_Task objective:_
Pull each line with the string "Suction" from the entries.

[Opening Data provided section]

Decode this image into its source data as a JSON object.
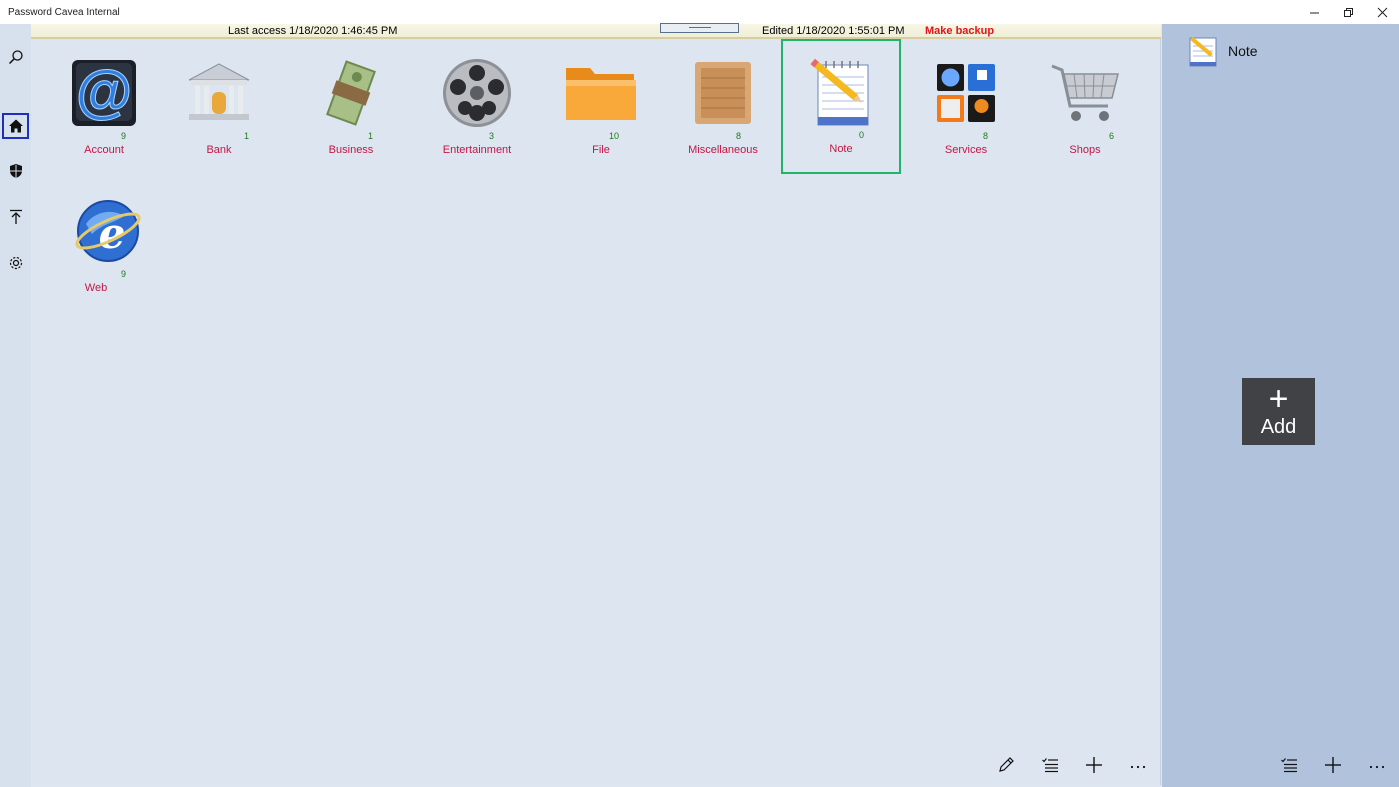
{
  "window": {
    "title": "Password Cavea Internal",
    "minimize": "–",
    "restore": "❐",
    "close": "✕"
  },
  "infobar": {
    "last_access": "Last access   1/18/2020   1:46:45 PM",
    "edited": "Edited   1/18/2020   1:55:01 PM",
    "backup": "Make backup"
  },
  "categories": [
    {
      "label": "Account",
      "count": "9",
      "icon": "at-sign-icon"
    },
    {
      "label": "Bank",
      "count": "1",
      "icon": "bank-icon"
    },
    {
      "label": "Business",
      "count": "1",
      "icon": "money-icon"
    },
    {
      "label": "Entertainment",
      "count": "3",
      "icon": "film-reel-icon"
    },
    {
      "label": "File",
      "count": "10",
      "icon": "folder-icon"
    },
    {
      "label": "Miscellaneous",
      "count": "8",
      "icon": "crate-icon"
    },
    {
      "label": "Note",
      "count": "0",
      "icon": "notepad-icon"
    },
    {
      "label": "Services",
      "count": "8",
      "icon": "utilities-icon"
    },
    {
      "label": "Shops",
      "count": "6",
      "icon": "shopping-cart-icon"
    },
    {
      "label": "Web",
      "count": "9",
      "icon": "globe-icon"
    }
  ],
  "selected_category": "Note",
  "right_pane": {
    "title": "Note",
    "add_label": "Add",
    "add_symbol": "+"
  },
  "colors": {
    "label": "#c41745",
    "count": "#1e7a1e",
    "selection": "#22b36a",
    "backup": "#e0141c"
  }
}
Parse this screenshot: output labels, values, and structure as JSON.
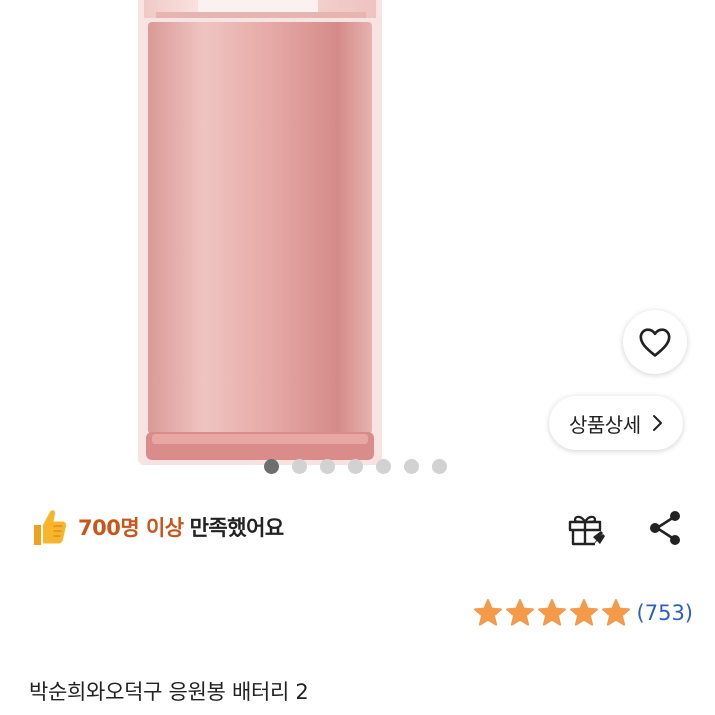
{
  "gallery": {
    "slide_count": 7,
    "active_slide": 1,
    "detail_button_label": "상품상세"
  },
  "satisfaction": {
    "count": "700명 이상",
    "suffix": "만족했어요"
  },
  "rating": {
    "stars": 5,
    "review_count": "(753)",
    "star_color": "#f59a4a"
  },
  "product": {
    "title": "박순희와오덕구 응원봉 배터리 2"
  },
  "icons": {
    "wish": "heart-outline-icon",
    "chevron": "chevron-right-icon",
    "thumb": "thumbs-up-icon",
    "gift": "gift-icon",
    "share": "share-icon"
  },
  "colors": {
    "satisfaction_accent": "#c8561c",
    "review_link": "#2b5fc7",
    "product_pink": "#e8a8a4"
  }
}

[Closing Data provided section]
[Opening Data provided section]

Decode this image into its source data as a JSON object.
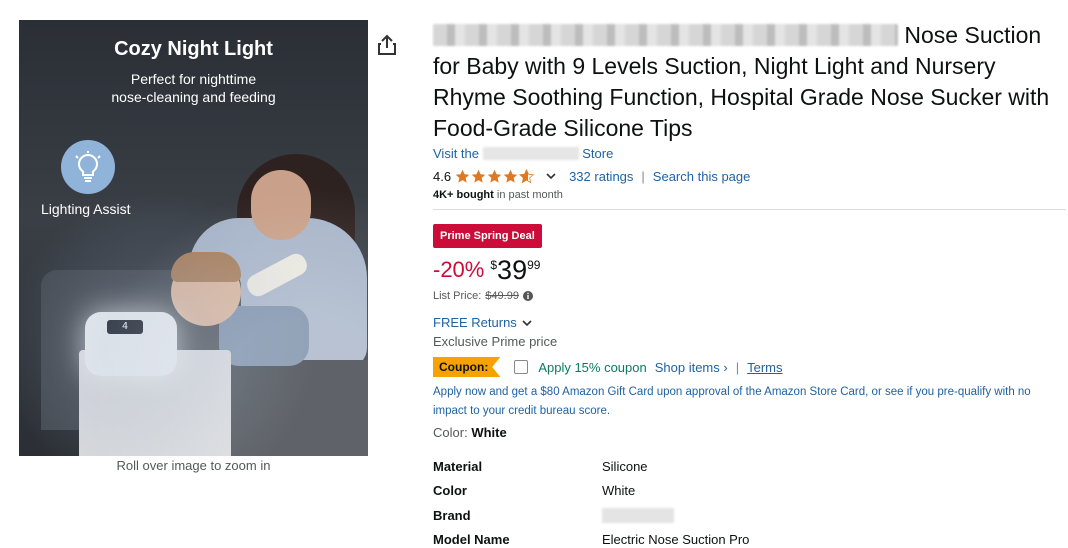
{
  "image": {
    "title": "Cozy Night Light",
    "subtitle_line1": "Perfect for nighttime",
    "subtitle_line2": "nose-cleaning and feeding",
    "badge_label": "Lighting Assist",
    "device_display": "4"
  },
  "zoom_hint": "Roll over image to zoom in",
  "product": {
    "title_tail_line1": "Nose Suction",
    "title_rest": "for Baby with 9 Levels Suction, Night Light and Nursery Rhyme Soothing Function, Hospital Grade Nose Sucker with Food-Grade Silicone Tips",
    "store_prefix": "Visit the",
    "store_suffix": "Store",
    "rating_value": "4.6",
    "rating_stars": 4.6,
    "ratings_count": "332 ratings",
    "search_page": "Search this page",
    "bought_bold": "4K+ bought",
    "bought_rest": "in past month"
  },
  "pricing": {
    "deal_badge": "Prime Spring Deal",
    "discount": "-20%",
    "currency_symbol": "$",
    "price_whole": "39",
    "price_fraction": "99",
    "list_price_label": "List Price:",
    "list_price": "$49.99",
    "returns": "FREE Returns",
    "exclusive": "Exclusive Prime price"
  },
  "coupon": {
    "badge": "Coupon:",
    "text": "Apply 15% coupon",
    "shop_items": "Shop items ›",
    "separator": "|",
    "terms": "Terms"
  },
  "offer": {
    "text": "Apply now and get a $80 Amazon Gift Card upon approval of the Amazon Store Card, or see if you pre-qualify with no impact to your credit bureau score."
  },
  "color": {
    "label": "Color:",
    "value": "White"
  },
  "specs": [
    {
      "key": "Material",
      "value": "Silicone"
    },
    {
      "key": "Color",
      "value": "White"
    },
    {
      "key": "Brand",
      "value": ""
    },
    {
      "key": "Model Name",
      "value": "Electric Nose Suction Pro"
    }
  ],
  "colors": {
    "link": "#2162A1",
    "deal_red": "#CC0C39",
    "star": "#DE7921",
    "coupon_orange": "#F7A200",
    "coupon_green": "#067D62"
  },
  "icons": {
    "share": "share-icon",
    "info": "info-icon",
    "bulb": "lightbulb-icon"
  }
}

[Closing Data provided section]

_Exercise output:_
    "title_tail_line1": "Nose Suction",
    "title_rest": "for Baby with 9 Levels Suction, Night Light and Nursery Rhyme Soothing Function, Hospital Grade Nose Sucker with Food-Grade Silicone Tips",
      "value": "Electric Nose Suction Pro"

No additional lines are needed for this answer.